(Items from an interface collection)
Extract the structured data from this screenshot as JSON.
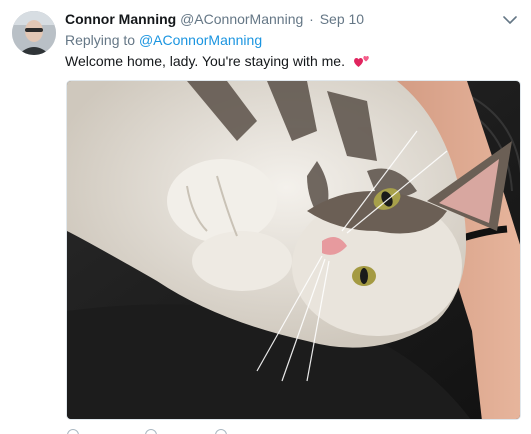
{
  "tweet": {
    "author_name": "Connor Manning",
    "author_handle": "@AConnorManning",
    "separator": "·",
    "timestamp": "Sep 10",
    "reply_prefix": "Replying to",
    "reply_handle": "@AConnorManning",
    "text": "Welcome home, lady. You're staying with me.",
    "emoji": "two-hearts-emoji",
    "menu_icon": "chevron-down-icon",
    "media_description_icon": "photo"
  },
  "colors": {
    "name": "#14171a",
    "meta": "#657786",
    "link": "#1b95e0",
    "heart": "#e0245e"
  }
}
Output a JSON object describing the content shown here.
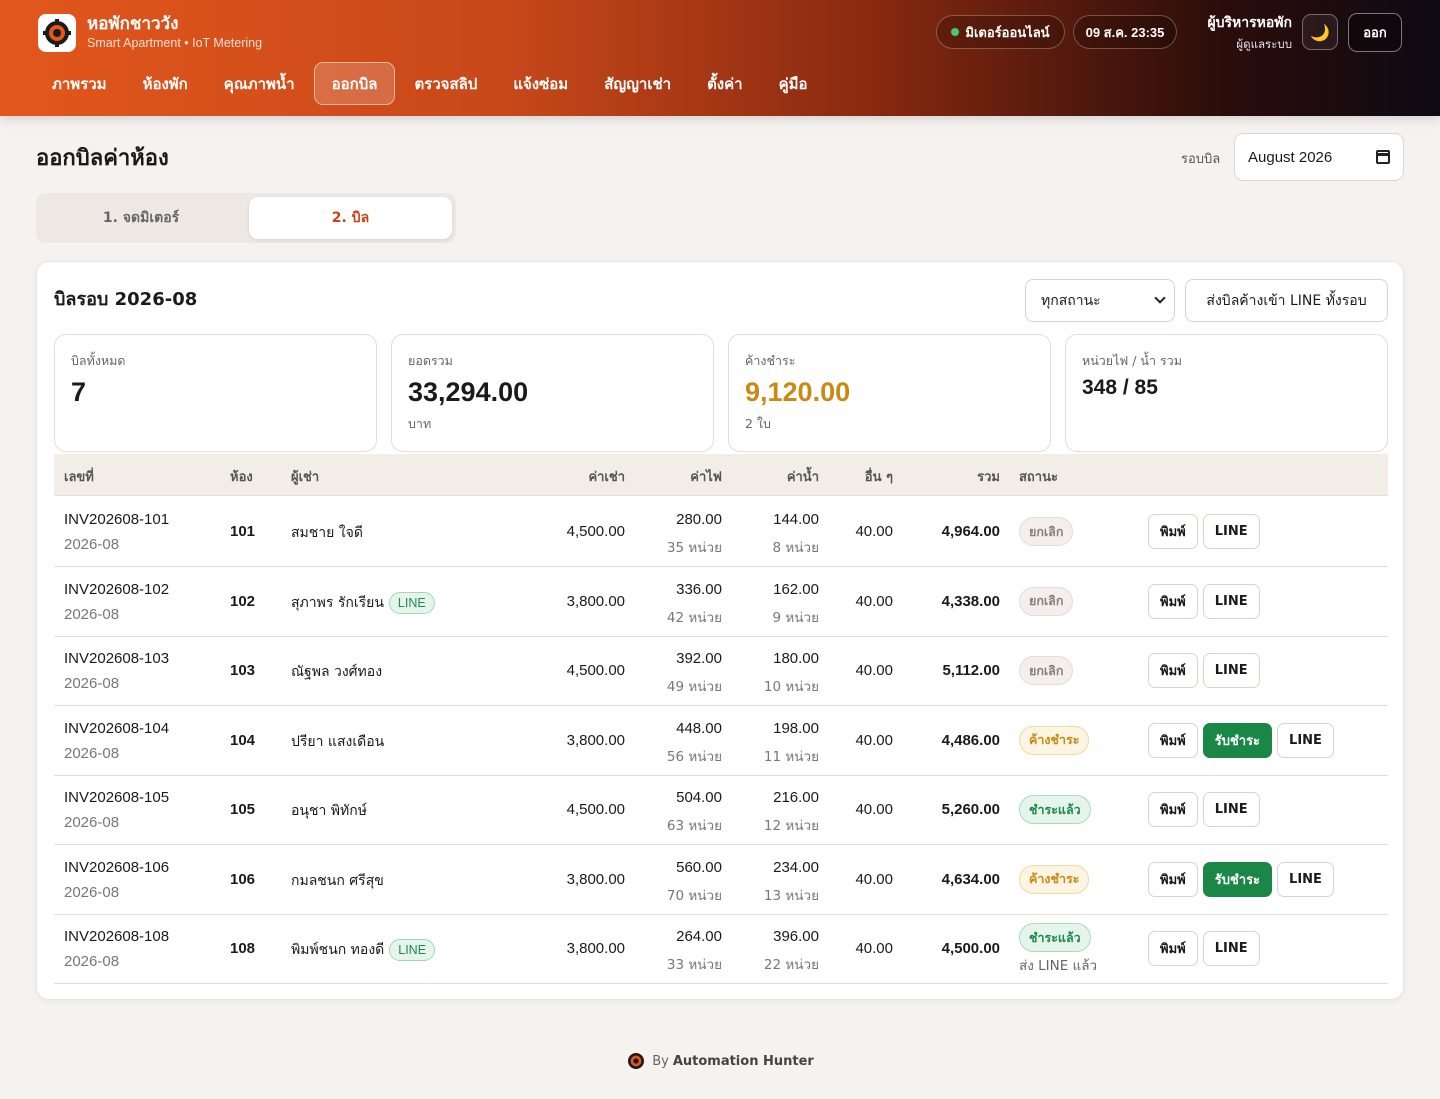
{
  "header": {
    "app_title": "หอพักชาววัง",
    "app_subtitle": "Smart Apartment • IoT Metering",
    "meter_status": "มิเตอร์ออนไลน์",
    "datetime": "09 ส.ค. 23:35",
    "user_name": "ผู้บริหารหอพัก",
    "user_role": "ผู้ดูแลระบบ",
    "theme_icon": "moon-icon",
    "logout_label": "ออก",
    "accent_color": "#e2571c"
  },
  "nav": [
    "ภาพรวม",
    "ห้องพัก",
    "คุณภาพน้ำ",
    "ออกบิล",
    "ตรวจสลิป",
    "แจ้งซ่อม",
    "สัญญาเช่า",
    "ตั้งค่า",
    "คู่มือ"
  ],
  "nav_active": "ออกบิล",
  "page": {
    "title": "ออกบิลค่าห้อง",
    "cycle_label": "รอบบิล",
    "cycle_value": "August 2026"
  },
  "tabs": {
    "step1": "1. จดมิเตอร์",
    "step2": "2. บิล",
    "active": "2. บิล"
  },
  "card": {
    "title": "บิลรอบ 2026-08",
    "status_filter": "ทุกสถานะ",
    "send_all_label": "ส่งบิลค้างเข้า LINE ทั้งรอบ"
  },
  "stats": {
    "total_bills": {
      "label": "บิลทั้งหมด",
      "value": "7"
    },
    "sum": {
      "label": "ยอดรวม",
      "value": "33,294.00",
      "sub": "บาท"
    },
    "outstanding": {
      "label": "ค้างชำระ",
      "value": "9,120.00",
      "sub": "2 ใบ",
      "color": "#c98a12"
    },
    "units": {
      "label": "หน่วยไฟ / น้ำ รวม",
      "value": "348 / 85"
    }
  },
  "table": {
    "headers": {
      "invoice": "เลขที่",
      "room": "ห้อง",
      "tenant": "ผู้เช่า",
      "rent": "ค่าเช่า",
      "electric": "ค่าไฟ",
      "water": "ค่าน้ำ",
      "other": "อื่น ๆ",
      "total": "รวม",
      "status": "สถานะ"
    },
    "print_label": "พิมพ์",
    "line_label": "LINE",
    "pay_label": "รับชำระ",
    "rows": [
      {
        "invoice": "INV202608-101",
        "period": "2026-08",
        "room": "101",
        "tenant": "สมชาย ใจดี",
        "line_tag": "",
        "rent": "4,500.00",
        "elec": "280.00",
        "elec_units": "35 หน่วย",
        "water": "144.00",
        "water_units": "8 หน่วย",
        "other": "40.00",
        "total": "4,964.00",
        "status": "ยกเลิก",
        "status_kind": "cancel",
        "note": ""
      },
      {
        "invoice": "INV202608-102",
        "period": "2026-08",
        "room": "102",
        "tenant": "สุภาพร รักเรียน",
        "line_tag": "LINE",
        "rent": "3,800.00",
        "elec": "336.00",
        "elec_units": "42 หน่วย",
        "water": "162.00",
        "water_units": "9 หน่วย",
        "other": "40.00",
        "total": "4,338.00",
        "status": "ยกเลิก",
        "status_kind": "cancel",
        "note": ""
      },
      {
        "invoice": "INV202608-103",
        "period": "2026-08",
        "room": "103",
        "tenant": "ณัฐพล วงศ์ทอง",
        "line_tag": "",
        "rent": "4,500.00",
        "elec": "392.00",
        "elec_units": "49 หน่วย",
        "water": "180.00",
        "water_units": "10 หน่วย",
        "other": "40.00",
        "total": "5,112.00",
        "status": "ยกเลิก",
        "status_kind": "cancel",
        "note": ""
      },
      {
        "invoice": "INV202608-104",
        "period": "2026-08",
        "room": "104",
        "tenant": "ปรียา แสงเดือน",
        "line_tag": "",
        "rent": "3,800.00",
        "elec": "448.00",
        "elec_units": "56 หน่วย",
        "water": "198.00",
        "water_units": "11 หน่วย",
        "other": "40.00",
        "total": "4,486.00",
        "status": "ค้างชำระ",
        "status_kind": "unpaid",
        "note": ""
      },
      {
        "invoice": "INV202608-105",
        "period": "2026-08",
        "room": "105",
        "tenant": "อนุชา พิทักษ์",
        "line_tag": "",
        "rent": "4,500.00",
        "elec": "504.00",
        "elec_units": "63 หน่วย",
        "water": "216.00",
        "water_units": "12 หน่วย",
        "other": "40.00",
        "total": "5,260.00",
        "status": "ชำระแล้ว",
        "status_kind": "paid",
        "note": ""
      },
      {
        "invoice": "INV202608-106",
        "period": "2026-08",
        "room": "106",
        "tenant": "กมลชนก ศรีสุข",
        "line_tag": "",
        "rent": "3,800.00",
        "elec": "560.00",
        "elec_units": "70 หน่วย",
        "water": "234.00",
        "water_units": "13 หน่วย",
        "other": "40.00",
        "total": "4,634.00",
        "status": "ค้างชำระ",
        "status_kind": "unpaid",
        "note": ""
      },
      {
        "invoice": "INV202608-108",
        "period": "2026-08",
        "room": "108",
        "tenant": "พิมพ์ชนก ทองดี",
        "line_tag": "LINE",
        "rent": "3,800.00",
        "elec": "264.00",
        "elec_units": "33 หน่วย",
        "water": "396.00",
        "water_units": "22 หน่วย",
        "other": "40.00",
        "total": "4,500.00",
        "status": "ชำระแล้ว",
        "status_kind": "paid",
        "note": "ส่ง LINE แล้ว"
      }
    ]
  },
  "footer": {
    "prefix": "By",
    "brand": "Automation Hunter"
  }
}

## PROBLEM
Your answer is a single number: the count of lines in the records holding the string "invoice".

## SOLUTION BELOW
8